(Try it): Return all of the data exactly, with nothing left out but the pictures.

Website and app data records
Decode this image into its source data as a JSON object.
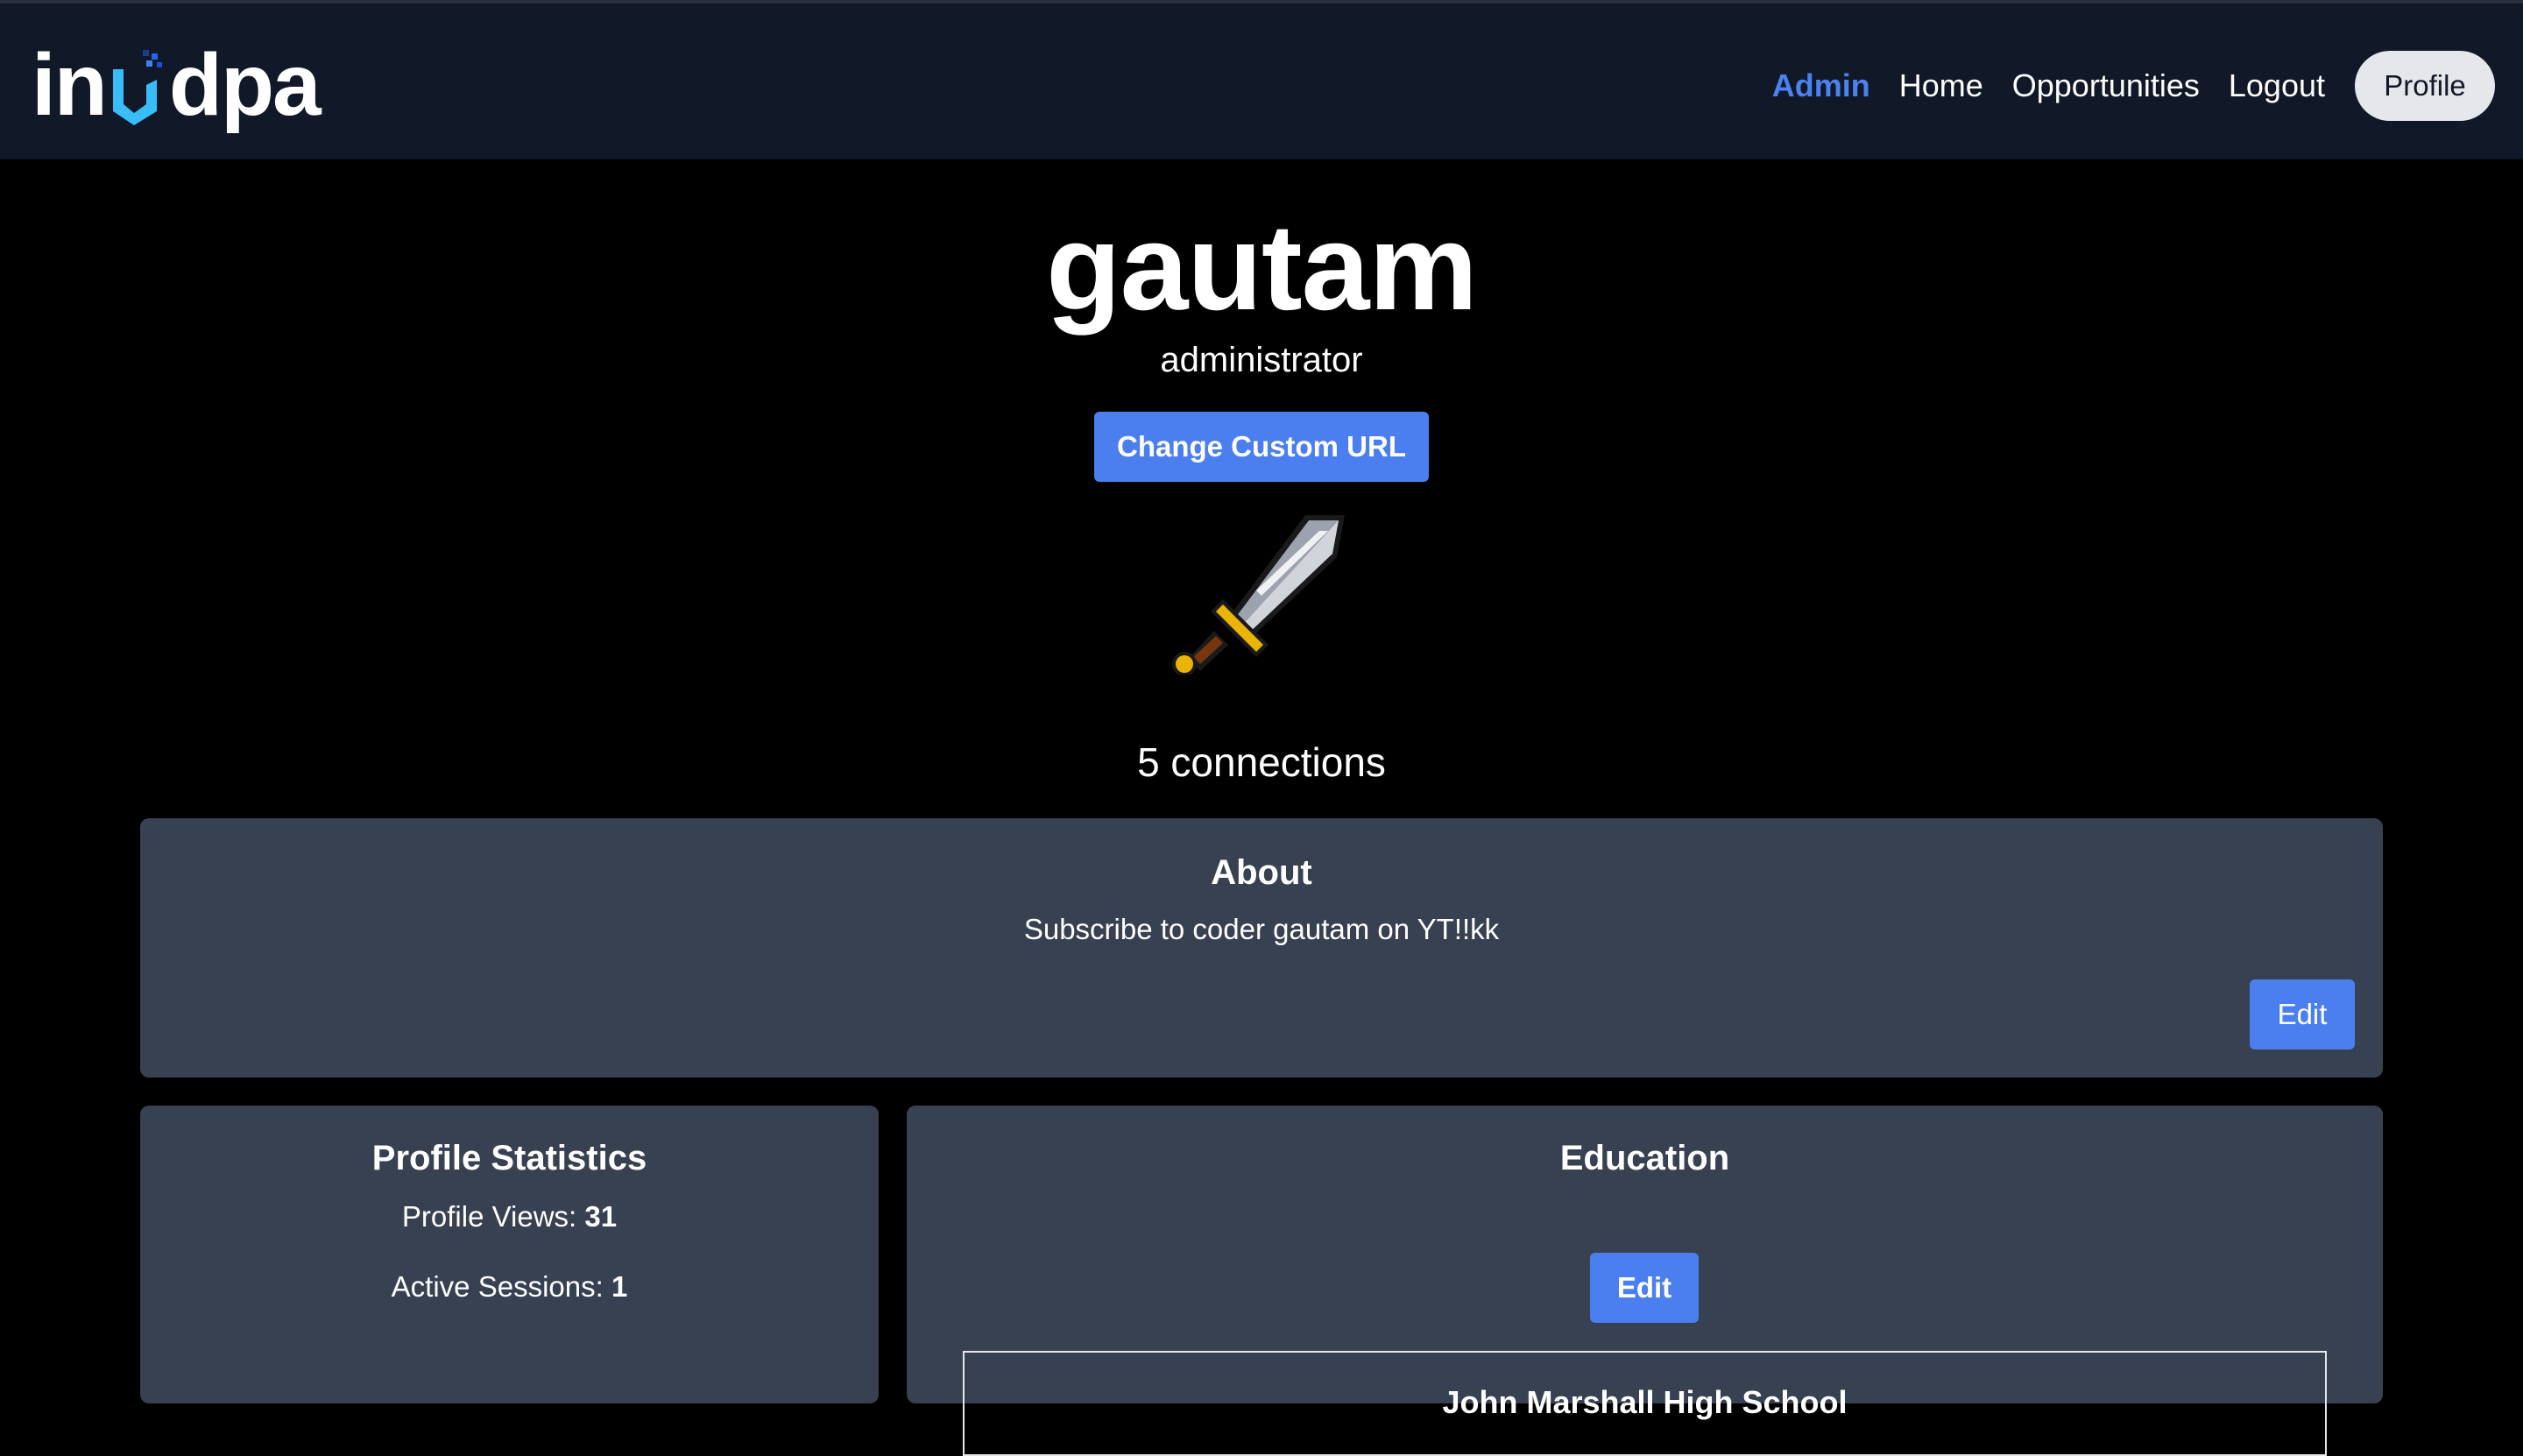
{
  "nav": {
    "logo_left": "in",
    "logo_right": "dpa",
    "links": [
      {
        "label": "Admin",
        "active": true
      },
      {
        "label": "Home",
        "active": false
      },
      {
        "label": "Opportunities",
        "active": false
      },
      {
        "label": "Logout",
        "active": false
      }
    ],
    "profile_label": "Profile"
  },
  "profile": {
    "username": "gautam",
    "role": "administrator",
    "custom_url_label": "Change Custom URL",
    "avatar_icon": "sword-icon",
    "connections": "5 connections"
  },
  "about": {
    "title": "About",
    "text": "Subscribe to coder gautam on YT!!kk",
    "edit_label": "Edit"
  },
  "stats": {
    "title": "Profile Statistics",
    "views_label": "Profile Views: ",
    "views_value": "31",
    "sessions_label": "Active Sessions: ",
    "sessions_value": "1"
  },
  "education": {
    "title": "Education",
    "edit_label": "Edit",
    "entries": [
      {
        "school": "John Marshall High School"
      }
    ]
  },
  "colors": {
    "accent": "#4b7ff0",
    "navbar_bg": "#111827",
    "card_bg": "#374151",
    "page_bg": "#000000"
  }
}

(Response box):
Decode this image into its source data as a JSON object.
{
  "nav": {
    "logo_left": "in",
    "logo_right": "dpa",
    "links": [
      {
        "label": "Admin",
        "active": true
      },
      {
        "label": "Home",
        "active": false
      },
      {
        "label": "Opportunities",
        "active": false
      },
      {
        "label": "Logout",
        "active": false
      }
    ],
    "profile_label": "Profile"
  },
  "profile": {
    "username": "gautam",
    "role": "administrator",
    "custom_url_label": "Change Custom URL",
    "avatar_icon": "sword-icon",
    "connections": "5 connections"
  },
  "about": {
    "title": "About",
    "text": "Subscribe to coder gautam on YT!!kk",
    "edit_label": "Edit"
  },
  "stats": {
    "title": "Profile Statistics",
    "views_label": "Profile Views: ",
    "views_value": "31",
    "sessions_label": "Active Sessions: ",
    "sessions_value": "1"
  },
  "education": {
    "title": "Education",
    "edit_label": "Edit",
    "entries": [
      {
        "school": "John Marshall High School"
      }
    ]
  },
  "colors": {
    "accent": "#4b7ff0",
    "navbar_bg": "#111827",
    "card_bg": "#374151",
    "page_bg": "#000000"
  }
}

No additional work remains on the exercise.